Six years ago, application rates in the province skyrocketed to an all-time high when the government eliminated Ontario's fifth year of high school, reducing the term to four years and creating a double cohort applying for post-secondary education. Some 102,000 students applied to universities in 2003, up from 60,000 in 2001.
While the rate initially dropped back in line, it subsequently continued to grow. Another 94,000 students are expected to join the 360,000 people currently attending Ontario universities by 2020. Even disregarding the double cohort years, the number of applicants increased by more than 42 per cent between 2000 and 2008.
"We are creeping up steadily to what we had regarded as an extraordinary year," said Paul Genest, president of the Council of Ontario Universities.
"That's like adding another University of Toronto and University of Waterloo to our system, which is a heck of a lot of growth in terms of new building space and faculty hires."
Driving the growth is the ongoing rise in immigration, increasing participation by students whose parents didn't attend university, and applications from people who have lost jobs or are looking to upgrade their skills during the economic recession.
"It's not happening in other provinces," Genest said. "In the Atlantic provinces (enrolment) is falling off, and in Alberta it has been level.
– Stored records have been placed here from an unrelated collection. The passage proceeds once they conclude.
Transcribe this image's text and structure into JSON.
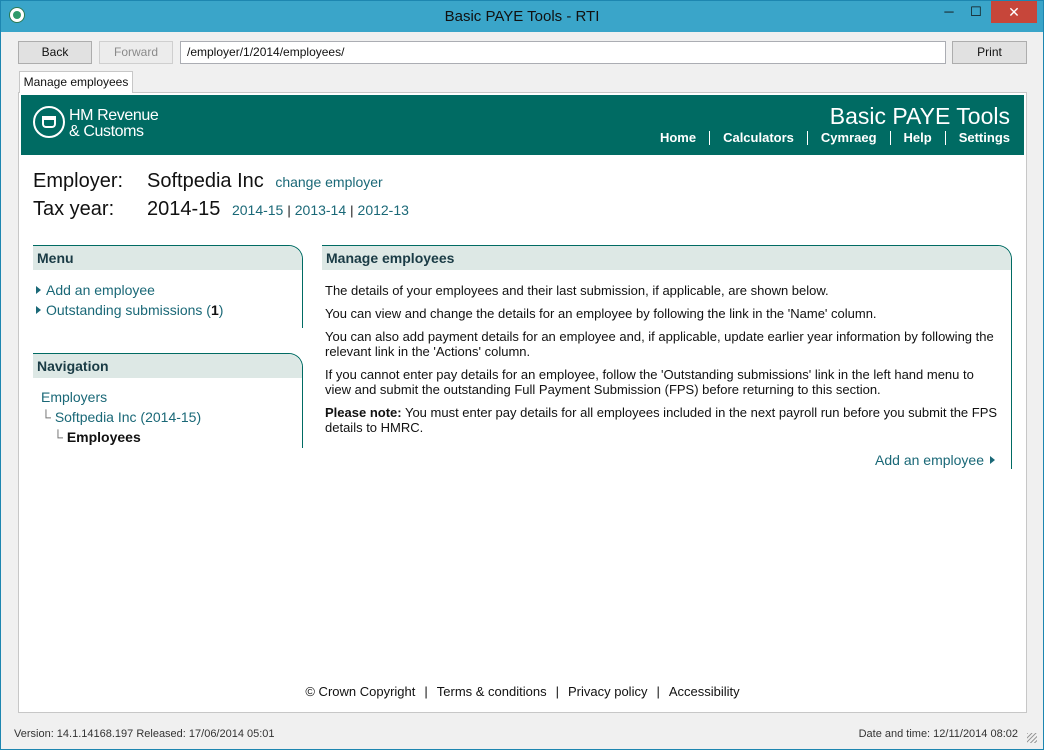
{
  "window": {
    "title": "Basic PAYE Tools - RTI",
    "min": "─",
    "max": "☐",
    "close": "✕"
  },
  "toolbar": {
    "back": "Back",
    "forward": "Forward",
    "url": "/employer/1/2014/employees/",
    "print": "Print"
  },
  "tab": {
    "label": "Manage employees"
  },
  "header": {
    "logo_line1": "HM Revenue",
    "logo_line2": "& Customs",
    "brand": "Basic PAYE Tools",
    "nav": [
      "Home",
      "Calculators",
      "Cymraeg",
      "Help",
      "Settings"
    ]
  },
  "employer": {
    "label": "Employer:",
    "name": "Softpedia Inc",
    "change_link": "change employer",
    "tax_year_label": "Tax year:",
    "tax_year": "2014-15",
    "years": [
      "2014-15",
      "2013-14",
      "2012-13"
    ],
    "year_sep": "|"
  },
  "menu": {
    "title": "Menu",
    "add_employee": "Add an employee",
    "outstanding_label": "Outstanding submissions (",
    "outstanding_count": "1",
    "outstanding_close": ")"
  },
  "navigation": {
    "title": "Navigation",
    "employers": "Employers",
    "employer_item": "Softpedia Inc (2014-15)",
    "current": "Employees",
    "tree_glyph": "└"
  },
  "main": {
    "title": "Manage employees",
    "p1": "The details of your employees and their last submission, if applicable, are shown below.",
    "p2": "You can view and change the details for an employee by following the link in the 'Name' column.",
    "p3": "You can also add payment details for an employee and, if applicable, update earlier year information by following the relevant link in the 'Actions' column.",
    "p4": "If you cannot enter pay details for an employee, follow the 'Outstanding submissions' link in the left hand menu to view and submit the outstanding Full Payment Submission (FPS) before returning to this section.",
    "note_label": "Please note:",
    "note_text": " You must enter pay details for all employees included in the next payroll run before you submit the FPS details to HMRC.",
    "add_link": "Add an employee"
  },
  "footer": {
    "copyright": "© Crown Copyright",
    "sep": "|",
    "links": [
      "Terms & conditions",
      "Privacy policy",
      "Accessibility"
    ]
  },
  "status": {
    "version": "Version: 14.1.14168.197 Released: 17/06/2014 05:01",
    "datetime": "Date and time: 12/11/2014 08:02"
  }
}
So Ontario is a bit of a unique situation."
Ontario's 24 community colleges also saw a 10 per cent increase in applications to programs that started this month, according to figures released by Colleges Ontario.
Tougher competition is also a result of grade inflation, spurred by students' zealous drive to achieve whatever cut-off grade is listed by a university. Guidance counsellors say they are often confronted by students who plead with them to increase their average, or students who pay top dollar to small, private institutions certified by the Education Ministry just to get a better mark in a course.
"If the cut-off is 73 and students know that and work towards that ... 73 becomes the new bar, and the bar goes up," said David Huckvale, director of admissions and university placement at Country Day School, north of Richmond Hill, Ont.
"It's what came first, the chicken or the egg? The higher average, or the students presenting higher averages?"
Grade cut-offs change every year, and vary for each program in each institution. Last year, most schools made offers to students with minimum grades averaging in the mid-70s or 80s. Several stringent programs made offers only to students whose average grade was in the low to mid-90 range. Those programs included McMaster University's health sciences, York University's Schulich School of Business and biotechnology at the University of Waterloo.
Huckvale, who only recently moved to the other side of admissions from his role as York University's director of recruitment, said while he generally favours Ontario's objective, heavily grades-weighted system, he sees value in schools that also look for well-rounded students.
"There are some students whose grades may be a little lower than another student, but have a really interesting story, and have been involved in a lot of activities and would be a really great candidate," he said.
Extra-curricular activities may not be a strong factor in acceptance, but they play a key role in getting scholarships, he added.
Deska, an avid canoe paddlist, also believes the system should take into account more than just grades.
"It shows a lot of character, for one. Being an athlete is a transferable skill," he said. "If you're out there three hours every night training and getting an 80 average, in my mind that's better than a kid getting a 90 but putting all their focus into school."
Some universities begin making offers of admission as early as February, though students shouldn't fret if they're not on that list. Most institutions send out rolling offers until late May.